* [What you need to do]: Examine each line of the data. Copy those that contain the string "title".
++++++++++
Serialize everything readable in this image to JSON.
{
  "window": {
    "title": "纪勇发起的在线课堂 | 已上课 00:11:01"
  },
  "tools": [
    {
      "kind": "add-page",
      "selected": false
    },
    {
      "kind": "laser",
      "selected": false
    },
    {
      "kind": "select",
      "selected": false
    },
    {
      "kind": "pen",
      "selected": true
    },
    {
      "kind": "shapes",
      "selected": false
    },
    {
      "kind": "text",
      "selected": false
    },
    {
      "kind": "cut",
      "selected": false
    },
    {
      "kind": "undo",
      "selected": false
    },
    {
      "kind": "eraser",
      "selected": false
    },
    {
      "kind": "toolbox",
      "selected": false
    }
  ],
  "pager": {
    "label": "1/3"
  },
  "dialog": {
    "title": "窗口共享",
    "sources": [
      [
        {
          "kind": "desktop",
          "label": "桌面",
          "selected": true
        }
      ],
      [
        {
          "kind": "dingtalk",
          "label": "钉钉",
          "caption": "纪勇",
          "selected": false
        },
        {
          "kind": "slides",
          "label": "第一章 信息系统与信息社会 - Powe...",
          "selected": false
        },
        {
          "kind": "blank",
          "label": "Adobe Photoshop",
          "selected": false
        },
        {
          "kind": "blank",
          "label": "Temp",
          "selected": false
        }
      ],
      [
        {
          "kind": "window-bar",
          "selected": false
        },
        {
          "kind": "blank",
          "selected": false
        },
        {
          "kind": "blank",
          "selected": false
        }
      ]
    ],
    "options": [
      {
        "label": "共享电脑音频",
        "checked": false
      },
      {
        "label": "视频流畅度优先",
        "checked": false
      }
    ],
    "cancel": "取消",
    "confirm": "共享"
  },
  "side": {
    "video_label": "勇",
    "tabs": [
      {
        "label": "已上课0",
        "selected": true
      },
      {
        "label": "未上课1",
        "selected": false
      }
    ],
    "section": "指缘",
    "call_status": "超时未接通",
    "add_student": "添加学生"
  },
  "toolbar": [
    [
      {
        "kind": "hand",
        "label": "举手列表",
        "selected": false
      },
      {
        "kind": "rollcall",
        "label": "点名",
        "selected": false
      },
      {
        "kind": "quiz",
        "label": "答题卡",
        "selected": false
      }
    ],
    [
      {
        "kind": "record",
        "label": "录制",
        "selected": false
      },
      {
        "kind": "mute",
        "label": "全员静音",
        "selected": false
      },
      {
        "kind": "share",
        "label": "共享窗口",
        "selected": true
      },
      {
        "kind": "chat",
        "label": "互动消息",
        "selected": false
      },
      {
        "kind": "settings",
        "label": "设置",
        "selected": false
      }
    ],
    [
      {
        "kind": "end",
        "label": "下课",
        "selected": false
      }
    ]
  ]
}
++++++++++
* [Response]:
    "title": "纪勇发起的在线课堂 | 已上课 00:11:01"
    "title": "窗口共享",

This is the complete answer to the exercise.